(Work task) Every entry should be copied exactly, with nothing added or dropped.

(Source information begins)

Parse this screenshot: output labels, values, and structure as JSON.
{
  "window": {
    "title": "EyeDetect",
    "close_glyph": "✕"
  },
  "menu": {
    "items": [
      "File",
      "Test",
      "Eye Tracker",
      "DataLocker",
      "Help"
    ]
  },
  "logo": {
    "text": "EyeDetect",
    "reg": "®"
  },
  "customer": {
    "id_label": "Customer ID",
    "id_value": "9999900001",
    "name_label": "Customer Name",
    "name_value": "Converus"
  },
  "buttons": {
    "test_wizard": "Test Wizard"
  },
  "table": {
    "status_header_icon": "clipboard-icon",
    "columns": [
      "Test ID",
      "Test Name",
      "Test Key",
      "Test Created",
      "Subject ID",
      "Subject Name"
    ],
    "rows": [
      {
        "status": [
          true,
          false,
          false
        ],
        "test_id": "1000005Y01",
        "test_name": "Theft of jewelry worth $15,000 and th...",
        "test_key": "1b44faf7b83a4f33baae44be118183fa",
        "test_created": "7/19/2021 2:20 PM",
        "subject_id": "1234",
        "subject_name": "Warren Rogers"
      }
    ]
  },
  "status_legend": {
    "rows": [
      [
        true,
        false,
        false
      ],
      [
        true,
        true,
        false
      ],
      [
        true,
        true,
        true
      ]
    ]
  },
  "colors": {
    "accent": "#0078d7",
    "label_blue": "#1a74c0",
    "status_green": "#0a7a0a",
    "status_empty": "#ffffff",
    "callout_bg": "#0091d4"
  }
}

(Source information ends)

(Your response)
Parse this screenshot: output labels, values, and structure as JSON.
{
  "window": {
    "title": "EyeDetect",
    "close_glyph": "✕"
  },
  "menu": {
    "items": [
      "File",
      "Test",
      "Eye Tracker",
      "DataLocker",
      "Help"
    ]
  },
  "logo": {
    "text": "EyeDetect",
    "reg": "®"
  },
  "customer": {
    "id_label": "Customer ID",
    "id_value": "9999900001",
    "name_label": "Customer Name",
    "name_value": "Converus"
  },
  "buttons": {
    "test_wizard": "Test Wizard"
  },
  "table": {
    "status_header_icon": "clipboard-icon",
    "columns": [
      "Test ID",
      "Test Name",
      "Test Key",
      "Test Created",
      "Subject ID",
      "Subject Name"
    ],
    "rows": [
      {
        "status": [
          true,
          false,
          false
        ],
        "test_id": "1000005Y01",
        "test_name": "Theft of jewelry worth $15,000 and th...",
        "test_key": "1b44faf7b83a4f33baae44be118183fa",
        "test_created": "7/19/2021 2:20 PM",
        "subject_id": "1234",
        "subject_name": "Warren Rogers"
      }
    ]
  },
  "status_legend": {
    "rows": [
      [
        true,
        false,
        false
      ],
      [
        true,
        true,
        false
      ],
      [
        true,
        true,
        true
      ]
    ]
  },
  "colors": {
    "accent": "#0078d7",
    "label_blue": "#1a74c0",
    "status_green": "#0a7a0a",
    "status_empty": "#ffffff",
    "callout_bg": "#0091d4"
  }
}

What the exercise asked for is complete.